After reading through a few Profesional Journals done by The Canadian Childcare Federation, there were two that stood out to me for different reasons. I’ll start with the first article Found in Interaction Volume 25, Number 1, Spring 20011, Nurturing Creativity in Children. The title of this article is -To Evaluate or Not Evaluate Preschool Development, That is the question? Written by Suzanne Major, B.A., C.A., M.A. ECE PhD candidate in Anthropology of Health and Education. In this article, Suzanne poses the question of whether or not school readiness can really be determined by professionals who might not know the child as well as the parents or close friends, as these people know the children’s genetic and biological inheritance, as well as their social and family life, temperament, attitude, abilities and talents.  This quandary leads to the questions; does evaluating school readiness by professionals lend to participating in moulding the children to serve a system? Does it provide equal opportunity for self-fulfilment? Does evaluating support integration or assimilation?  These were some big questions that made me really think about conformity vs. individuality.  I’ve always been a person who seeks to embrace the differences in children, whether their specific behaviour or development is viewed as a positive attribute in their lives.  Now that I’ve had an opportunity to read this article I can trust my own intuition and know that I most certainly agree with Suzanne on this topic. With my own children, I have never thought the evaluation process in schools was a  beneficial or accurate representation of a child’s learning either. Going forward, I would never suggest evaluating another person’s child in my care as “normal Develpomentaly” as I do not believe that even exists.

The next Journal article I chose to talk about is also from the Canadian Childcare Federation found in Volume 32, Number 1, summer 2018, The Power and Importance of Play. The title of the article is -The Value of Play, Everything we do inside we can do outside! Only Better! written by Denise Skuce. In this article Denise talk about instead of bringing the outside in, why not bring the inside out? she gives many good reasons this should be and could be done and the benefits of outside play. As I read this article It was perfect for describing my current setup with my own daycare center as we are currently facing quite a few restrictions and regulations in this pandemic time, I’ve made the decision to run my Daycare outside my home aside from bathroom and baby nap spaces. This is a big change for me and I felt a bit uneasy about how the parents would respond to my new set up. The article talks about having all the same zones you would have in a traditional classroom and it is possible to achieve this same quality outside and it may even enhance some of the play. I find reading this article gave me a way more confident approach to my decision and I will use some of the ideas talked about in creating spaces for the children to be more similar to what my inside classroom we used to use had. I still have some reservations of what the colder, wetter weather will look like for the coming months but I am more confident about my setup and I’ll be doing some research into how to adapt in the changing weather as it approaches.

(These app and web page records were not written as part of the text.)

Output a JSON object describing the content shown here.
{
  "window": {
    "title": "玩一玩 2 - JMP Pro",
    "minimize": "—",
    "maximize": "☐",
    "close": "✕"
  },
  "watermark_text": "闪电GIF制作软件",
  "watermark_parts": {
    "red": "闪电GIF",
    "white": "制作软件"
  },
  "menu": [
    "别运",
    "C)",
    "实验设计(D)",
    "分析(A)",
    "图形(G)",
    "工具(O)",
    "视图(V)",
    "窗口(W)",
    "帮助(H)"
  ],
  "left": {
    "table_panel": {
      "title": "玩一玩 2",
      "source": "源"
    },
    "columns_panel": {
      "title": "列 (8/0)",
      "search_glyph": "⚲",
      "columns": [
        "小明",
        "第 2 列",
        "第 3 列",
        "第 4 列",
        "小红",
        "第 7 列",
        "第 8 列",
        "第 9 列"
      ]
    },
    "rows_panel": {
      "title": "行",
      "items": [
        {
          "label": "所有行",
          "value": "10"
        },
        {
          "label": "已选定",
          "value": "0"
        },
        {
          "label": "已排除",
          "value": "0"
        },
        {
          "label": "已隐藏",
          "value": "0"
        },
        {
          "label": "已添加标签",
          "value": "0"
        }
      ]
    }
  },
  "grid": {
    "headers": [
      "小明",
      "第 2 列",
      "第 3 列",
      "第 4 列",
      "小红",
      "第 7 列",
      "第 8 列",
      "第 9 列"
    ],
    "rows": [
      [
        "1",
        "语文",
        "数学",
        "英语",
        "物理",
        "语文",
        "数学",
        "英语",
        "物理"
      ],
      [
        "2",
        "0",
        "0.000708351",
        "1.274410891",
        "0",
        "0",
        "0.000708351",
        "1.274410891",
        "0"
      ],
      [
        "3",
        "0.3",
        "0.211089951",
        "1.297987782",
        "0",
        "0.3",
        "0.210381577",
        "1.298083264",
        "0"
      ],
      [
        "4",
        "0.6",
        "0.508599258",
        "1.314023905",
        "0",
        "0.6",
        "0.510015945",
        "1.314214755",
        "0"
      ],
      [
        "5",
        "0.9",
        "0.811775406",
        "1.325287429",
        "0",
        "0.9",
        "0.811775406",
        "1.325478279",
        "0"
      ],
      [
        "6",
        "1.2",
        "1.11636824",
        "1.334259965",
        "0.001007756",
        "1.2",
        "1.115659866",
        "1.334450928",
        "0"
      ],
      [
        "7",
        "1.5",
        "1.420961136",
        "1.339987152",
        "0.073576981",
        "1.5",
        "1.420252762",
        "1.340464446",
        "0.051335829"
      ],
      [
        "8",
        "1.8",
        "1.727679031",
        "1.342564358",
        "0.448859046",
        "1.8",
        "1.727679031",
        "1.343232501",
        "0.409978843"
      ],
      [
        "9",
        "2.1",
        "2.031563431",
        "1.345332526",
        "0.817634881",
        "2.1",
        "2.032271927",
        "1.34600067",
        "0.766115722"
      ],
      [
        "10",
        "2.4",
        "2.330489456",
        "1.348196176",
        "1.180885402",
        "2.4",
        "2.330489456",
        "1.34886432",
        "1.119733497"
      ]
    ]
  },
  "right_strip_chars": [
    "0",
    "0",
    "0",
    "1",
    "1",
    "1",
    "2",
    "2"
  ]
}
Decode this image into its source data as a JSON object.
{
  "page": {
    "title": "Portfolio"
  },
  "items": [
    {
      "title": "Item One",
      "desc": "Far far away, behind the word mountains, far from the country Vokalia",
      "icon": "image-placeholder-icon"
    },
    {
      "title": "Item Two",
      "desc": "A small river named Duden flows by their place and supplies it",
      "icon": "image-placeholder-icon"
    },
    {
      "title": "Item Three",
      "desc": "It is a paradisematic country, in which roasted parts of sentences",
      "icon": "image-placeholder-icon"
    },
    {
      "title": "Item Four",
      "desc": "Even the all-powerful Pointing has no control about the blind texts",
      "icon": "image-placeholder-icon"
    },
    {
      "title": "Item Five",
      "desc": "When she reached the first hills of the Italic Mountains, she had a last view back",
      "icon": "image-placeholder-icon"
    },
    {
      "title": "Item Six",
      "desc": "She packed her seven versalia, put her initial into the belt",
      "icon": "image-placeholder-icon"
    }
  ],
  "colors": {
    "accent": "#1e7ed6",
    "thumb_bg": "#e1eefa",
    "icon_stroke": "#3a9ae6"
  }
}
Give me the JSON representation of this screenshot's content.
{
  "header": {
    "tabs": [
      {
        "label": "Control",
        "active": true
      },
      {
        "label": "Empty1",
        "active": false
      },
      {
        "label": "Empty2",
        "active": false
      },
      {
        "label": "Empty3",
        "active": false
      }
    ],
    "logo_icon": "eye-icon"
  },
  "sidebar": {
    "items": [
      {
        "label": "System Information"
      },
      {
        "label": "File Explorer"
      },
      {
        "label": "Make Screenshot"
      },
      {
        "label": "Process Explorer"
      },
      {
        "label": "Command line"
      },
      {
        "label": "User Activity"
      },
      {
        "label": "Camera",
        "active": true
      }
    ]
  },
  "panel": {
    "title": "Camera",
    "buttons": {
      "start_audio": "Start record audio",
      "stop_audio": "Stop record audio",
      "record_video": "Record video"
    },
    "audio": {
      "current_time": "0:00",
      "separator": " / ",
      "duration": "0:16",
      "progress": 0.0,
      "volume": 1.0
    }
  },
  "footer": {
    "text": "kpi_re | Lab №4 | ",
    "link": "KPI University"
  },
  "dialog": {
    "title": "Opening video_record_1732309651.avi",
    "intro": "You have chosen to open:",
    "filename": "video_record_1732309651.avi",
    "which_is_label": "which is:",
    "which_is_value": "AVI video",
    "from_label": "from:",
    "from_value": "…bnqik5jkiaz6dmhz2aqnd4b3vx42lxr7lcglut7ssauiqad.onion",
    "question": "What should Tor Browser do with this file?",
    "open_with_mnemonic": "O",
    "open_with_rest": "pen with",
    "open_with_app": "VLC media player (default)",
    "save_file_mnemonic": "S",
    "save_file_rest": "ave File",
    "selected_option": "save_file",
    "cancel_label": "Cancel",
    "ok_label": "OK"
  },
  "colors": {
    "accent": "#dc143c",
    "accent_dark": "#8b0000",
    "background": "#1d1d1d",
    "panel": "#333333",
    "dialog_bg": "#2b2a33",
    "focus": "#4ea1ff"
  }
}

group discussion

In our group discussion last Monday night we read a scenario from our text book and talked about our thoughts on the questions asked about the scenario. My take away from that learning is that had I just read the scenario myself and simply answered the questions, it would have been a more, almost bias answer as to the ethical behaviour of the two educators in the scenario. By having the group discussion, thoughts came up that I hadn’t even thought about and would have gone unnoticed so clearly there is so much learning that can happen in a collaborative discussion.  As someone who works alone, it reinforced how important this is going forward I would and should reach out more often to other educators for thoughts and opinions. I feel like all the people in my cohort could be a future contact for me and I’m super happy to have all these awesome, different perspectives to be able to draw on to better my own practice.